Though both quality and quantity of sleep are important, the loss of sleep quality is the most critical factor. Therefore if your sleep is disrupted on a frequent basis it is likely that your muscles and joints will ache. Not surprisingly many of our facial pain patients or those with a Temporomandibular Joint (TMJ) problems report poor sleep quality and or quantity.
Unfortunately, however, when our lives become busy and complicated, sleep becomes less of a priority for many of us. Though many of us pay attention to eating properly and exercising on a regular basis, we do not pay sufficient attention to receiving adequate sleep.
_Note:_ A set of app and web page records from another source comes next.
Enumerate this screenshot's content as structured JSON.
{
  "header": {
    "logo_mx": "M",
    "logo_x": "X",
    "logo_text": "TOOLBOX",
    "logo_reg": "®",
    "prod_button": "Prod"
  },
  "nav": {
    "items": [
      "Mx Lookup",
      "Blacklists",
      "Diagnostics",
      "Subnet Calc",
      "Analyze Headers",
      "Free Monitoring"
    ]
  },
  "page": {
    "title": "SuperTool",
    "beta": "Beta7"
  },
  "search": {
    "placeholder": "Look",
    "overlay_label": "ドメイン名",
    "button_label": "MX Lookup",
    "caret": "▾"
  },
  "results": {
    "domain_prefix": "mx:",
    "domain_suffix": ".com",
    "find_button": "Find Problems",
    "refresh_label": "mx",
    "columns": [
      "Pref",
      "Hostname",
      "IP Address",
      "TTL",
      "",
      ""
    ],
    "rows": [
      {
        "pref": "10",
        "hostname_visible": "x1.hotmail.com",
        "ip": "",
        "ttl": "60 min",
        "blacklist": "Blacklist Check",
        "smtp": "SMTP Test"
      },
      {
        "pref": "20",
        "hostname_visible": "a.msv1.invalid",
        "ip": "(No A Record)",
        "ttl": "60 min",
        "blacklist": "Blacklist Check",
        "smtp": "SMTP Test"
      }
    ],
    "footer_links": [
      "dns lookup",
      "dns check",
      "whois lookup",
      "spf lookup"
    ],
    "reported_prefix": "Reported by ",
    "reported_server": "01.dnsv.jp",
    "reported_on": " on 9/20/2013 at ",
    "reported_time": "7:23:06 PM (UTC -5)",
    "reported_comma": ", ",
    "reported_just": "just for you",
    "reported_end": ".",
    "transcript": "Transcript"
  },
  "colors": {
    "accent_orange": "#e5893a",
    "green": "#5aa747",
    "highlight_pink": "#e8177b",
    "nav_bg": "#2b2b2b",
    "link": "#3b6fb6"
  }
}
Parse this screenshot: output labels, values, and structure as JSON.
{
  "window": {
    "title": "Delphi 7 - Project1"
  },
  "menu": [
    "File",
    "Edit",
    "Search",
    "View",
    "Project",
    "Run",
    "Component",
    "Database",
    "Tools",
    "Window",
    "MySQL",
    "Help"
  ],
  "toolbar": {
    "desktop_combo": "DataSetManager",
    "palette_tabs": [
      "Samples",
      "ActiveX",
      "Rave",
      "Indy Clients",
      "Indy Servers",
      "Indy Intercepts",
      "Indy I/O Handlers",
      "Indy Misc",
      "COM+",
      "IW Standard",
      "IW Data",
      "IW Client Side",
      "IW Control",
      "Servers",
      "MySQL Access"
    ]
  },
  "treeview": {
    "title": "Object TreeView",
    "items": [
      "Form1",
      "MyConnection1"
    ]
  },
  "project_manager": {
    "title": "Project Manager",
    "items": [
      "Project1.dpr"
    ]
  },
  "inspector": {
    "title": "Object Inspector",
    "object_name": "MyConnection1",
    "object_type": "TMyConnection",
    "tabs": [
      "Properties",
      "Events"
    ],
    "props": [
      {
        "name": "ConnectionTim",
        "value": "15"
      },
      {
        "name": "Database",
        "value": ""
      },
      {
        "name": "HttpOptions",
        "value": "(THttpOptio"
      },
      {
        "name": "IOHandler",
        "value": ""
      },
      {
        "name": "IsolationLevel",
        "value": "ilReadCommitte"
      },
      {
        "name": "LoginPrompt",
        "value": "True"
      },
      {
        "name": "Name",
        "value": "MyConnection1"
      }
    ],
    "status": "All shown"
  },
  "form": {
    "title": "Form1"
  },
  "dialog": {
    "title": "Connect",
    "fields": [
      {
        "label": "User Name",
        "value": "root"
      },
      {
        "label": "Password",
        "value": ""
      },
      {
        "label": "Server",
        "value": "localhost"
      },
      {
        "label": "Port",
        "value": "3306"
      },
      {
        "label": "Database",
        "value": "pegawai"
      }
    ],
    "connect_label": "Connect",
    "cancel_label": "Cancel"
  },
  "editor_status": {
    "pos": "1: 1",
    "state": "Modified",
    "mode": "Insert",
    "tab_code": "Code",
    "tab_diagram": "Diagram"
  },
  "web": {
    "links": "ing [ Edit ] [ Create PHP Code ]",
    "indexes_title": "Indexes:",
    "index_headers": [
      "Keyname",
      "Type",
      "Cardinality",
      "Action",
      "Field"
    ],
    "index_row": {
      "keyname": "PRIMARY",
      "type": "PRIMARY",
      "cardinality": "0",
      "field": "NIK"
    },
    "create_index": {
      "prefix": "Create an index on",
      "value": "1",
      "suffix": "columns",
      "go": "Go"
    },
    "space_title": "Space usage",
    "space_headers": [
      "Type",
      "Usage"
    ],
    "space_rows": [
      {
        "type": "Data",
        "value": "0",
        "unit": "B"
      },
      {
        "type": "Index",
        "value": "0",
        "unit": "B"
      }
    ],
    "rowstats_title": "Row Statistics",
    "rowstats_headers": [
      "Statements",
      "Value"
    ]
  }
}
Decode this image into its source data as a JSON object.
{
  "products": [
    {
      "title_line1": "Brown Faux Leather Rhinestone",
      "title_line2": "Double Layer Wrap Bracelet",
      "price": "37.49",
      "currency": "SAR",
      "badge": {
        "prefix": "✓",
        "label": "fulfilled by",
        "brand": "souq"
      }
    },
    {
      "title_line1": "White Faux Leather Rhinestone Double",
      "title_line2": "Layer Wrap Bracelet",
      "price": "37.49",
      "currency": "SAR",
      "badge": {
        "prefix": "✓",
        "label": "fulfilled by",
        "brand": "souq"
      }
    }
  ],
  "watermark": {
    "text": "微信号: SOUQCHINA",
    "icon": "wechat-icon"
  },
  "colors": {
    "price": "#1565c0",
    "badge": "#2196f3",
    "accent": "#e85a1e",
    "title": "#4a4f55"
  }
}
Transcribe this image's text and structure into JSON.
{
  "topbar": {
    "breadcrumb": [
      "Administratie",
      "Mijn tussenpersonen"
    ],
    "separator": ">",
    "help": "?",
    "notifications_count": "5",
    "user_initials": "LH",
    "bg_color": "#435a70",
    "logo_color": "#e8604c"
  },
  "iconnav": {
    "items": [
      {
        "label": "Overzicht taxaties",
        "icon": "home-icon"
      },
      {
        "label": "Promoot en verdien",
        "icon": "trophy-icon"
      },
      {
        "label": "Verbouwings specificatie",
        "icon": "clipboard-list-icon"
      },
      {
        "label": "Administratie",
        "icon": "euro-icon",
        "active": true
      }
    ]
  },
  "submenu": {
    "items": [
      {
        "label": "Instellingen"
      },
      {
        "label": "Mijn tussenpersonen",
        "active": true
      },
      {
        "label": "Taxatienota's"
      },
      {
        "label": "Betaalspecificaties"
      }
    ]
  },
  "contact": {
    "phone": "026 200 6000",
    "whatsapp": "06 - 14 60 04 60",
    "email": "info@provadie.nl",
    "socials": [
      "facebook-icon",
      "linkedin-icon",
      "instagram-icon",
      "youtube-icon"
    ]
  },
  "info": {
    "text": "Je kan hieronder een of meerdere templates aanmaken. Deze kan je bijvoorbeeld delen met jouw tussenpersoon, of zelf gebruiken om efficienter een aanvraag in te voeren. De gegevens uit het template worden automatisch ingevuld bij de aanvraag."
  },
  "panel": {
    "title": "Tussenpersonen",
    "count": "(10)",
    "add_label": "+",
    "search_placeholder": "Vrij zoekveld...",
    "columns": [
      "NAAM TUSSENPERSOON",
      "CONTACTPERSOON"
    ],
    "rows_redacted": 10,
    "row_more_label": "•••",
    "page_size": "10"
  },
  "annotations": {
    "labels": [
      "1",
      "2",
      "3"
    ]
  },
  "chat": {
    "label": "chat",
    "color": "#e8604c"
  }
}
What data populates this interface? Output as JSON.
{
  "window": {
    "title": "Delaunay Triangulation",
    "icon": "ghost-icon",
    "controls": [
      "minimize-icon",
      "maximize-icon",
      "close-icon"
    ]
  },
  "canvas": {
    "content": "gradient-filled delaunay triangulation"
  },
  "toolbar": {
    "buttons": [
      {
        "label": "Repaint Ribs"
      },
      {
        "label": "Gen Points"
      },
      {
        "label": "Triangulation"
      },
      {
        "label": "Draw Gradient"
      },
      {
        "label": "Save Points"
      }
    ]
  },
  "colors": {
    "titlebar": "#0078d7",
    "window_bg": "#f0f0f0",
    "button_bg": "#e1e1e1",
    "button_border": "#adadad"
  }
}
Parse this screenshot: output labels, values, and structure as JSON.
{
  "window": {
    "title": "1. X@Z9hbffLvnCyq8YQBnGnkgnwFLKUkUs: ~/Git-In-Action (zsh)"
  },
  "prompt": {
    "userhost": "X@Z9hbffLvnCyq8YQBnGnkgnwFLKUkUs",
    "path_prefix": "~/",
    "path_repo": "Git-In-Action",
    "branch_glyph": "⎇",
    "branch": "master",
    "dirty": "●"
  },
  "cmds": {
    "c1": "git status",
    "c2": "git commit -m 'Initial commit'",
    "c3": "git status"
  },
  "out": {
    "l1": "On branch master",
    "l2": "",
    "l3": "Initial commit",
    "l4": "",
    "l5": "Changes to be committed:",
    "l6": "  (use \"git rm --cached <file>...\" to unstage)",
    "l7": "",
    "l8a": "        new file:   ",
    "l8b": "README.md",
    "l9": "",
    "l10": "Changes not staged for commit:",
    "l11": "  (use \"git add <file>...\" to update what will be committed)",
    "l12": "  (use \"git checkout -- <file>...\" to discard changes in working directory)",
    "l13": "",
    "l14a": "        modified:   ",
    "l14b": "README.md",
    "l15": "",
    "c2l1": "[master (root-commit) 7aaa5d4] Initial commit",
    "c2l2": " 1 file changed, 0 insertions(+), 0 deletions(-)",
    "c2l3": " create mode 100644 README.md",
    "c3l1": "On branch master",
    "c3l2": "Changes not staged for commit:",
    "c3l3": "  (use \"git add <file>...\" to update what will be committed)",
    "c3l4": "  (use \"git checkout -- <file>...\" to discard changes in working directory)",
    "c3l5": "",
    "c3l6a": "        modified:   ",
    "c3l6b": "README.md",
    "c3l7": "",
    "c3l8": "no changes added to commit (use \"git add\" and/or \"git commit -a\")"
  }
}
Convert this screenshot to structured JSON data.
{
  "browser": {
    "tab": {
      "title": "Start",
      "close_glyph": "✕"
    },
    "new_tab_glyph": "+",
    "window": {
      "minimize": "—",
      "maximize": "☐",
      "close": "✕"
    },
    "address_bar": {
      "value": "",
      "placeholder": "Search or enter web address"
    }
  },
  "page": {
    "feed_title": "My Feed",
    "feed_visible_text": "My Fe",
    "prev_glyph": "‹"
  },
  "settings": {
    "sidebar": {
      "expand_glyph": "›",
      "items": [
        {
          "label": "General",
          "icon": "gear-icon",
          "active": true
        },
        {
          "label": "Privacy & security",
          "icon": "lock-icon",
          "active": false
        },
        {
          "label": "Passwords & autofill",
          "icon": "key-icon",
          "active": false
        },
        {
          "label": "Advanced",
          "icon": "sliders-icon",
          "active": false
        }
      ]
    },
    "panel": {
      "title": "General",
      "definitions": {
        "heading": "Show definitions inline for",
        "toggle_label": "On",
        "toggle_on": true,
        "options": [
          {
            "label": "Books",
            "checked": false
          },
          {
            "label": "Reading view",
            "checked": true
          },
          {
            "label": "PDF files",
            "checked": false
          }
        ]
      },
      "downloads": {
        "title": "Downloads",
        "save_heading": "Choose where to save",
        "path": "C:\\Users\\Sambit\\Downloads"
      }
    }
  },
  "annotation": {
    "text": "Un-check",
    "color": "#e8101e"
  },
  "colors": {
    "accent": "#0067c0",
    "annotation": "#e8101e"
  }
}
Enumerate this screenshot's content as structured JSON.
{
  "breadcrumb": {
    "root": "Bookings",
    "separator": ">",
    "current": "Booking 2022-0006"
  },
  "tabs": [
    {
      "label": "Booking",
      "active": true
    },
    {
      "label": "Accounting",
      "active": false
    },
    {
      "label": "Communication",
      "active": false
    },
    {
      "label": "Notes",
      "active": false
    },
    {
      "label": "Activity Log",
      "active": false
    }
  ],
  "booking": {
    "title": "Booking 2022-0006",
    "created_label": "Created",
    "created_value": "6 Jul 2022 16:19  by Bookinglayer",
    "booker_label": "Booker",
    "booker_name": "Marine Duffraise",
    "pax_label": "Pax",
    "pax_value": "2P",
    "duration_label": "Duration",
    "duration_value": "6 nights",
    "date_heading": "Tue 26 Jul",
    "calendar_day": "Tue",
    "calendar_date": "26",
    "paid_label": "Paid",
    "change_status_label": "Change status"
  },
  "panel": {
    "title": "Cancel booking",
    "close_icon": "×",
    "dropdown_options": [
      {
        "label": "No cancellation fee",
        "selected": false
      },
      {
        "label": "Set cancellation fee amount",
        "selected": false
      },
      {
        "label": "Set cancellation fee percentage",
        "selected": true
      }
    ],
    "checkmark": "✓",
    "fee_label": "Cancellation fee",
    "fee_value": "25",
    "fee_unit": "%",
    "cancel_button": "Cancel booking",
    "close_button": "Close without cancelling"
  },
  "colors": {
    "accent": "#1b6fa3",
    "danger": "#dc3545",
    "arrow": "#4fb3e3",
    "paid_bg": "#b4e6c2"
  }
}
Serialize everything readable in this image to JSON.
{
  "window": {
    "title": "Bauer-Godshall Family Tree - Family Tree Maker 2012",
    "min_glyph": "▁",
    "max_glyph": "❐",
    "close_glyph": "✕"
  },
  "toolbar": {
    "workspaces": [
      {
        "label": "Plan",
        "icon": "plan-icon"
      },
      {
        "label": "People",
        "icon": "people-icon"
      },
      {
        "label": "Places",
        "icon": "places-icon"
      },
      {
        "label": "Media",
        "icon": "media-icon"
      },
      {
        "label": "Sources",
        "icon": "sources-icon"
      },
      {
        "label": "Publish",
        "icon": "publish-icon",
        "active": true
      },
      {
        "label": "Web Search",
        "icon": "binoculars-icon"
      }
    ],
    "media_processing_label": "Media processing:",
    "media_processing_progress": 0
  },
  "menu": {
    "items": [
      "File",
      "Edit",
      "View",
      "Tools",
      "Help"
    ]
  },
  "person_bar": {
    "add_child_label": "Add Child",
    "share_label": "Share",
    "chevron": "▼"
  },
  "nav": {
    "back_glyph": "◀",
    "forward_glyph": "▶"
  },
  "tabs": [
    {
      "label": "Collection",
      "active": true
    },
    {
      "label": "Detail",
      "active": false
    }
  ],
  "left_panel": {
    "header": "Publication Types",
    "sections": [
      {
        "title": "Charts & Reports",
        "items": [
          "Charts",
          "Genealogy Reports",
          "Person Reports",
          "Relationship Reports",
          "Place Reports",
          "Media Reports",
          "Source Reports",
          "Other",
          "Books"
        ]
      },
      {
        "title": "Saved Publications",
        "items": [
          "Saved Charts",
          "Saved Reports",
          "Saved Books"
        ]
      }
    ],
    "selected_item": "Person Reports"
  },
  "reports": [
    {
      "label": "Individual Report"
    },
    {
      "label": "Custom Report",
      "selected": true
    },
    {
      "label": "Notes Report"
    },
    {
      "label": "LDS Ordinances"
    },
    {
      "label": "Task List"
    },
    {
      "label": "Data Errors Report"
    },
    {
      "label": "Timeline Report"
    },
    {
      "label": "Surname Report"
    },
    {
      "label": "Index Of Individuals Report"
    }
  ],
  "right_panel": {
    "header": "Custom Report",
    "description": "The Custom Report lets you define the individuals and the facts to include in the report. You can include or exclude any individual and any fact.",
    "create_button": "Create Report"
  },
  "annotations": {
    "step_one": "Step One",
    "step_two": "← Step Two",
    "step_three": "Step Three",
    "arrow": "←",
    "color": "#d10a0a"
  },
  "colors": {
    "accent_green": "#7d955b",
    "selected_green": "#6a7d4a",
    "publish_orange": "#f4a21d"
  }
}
For many of our female patients with newborn or young children at home, loss of sleep quality is a big concern and likely one of the reasons their jaws ache in the morning.
Your goal then is to obtain 7-8 hours of quality sleep, which will assist your body in maintaining muscle and joint comfort. In order to consistently get enough sleep and sleep soundly, the following 5 recommendations may be helpful.
- Reduce noise, light, and temperature extremes in your bedroom
- Try to avoid serious exercise within 2-4 hours of your bedtime
- Keep your overall consumption of nicotine and/or caffeine to a minimum but certainly within 2-3 hours of bedtime
- Try to establish a consistent routine prior to bedtime
- Try to find activities that will disengage you from the busyness of your day
When none of the above solutions works, then it’s time to look at the possibility that you may require a more formal evaluation to determine if a sleep apnea or insomnia condition is upsetting your sleep. Both of these conditions can impact the quality of your sleep and therefore set the stage for muscle and joint pain emerging.
If you have a history of snoring, it may indicate that your airway is compromised while sleeping predisposing you to a sleep apnea condition. Sleep apnea can often be managed with an oral appliance and I certainly can help make this determination when you come to my office for an evaluation.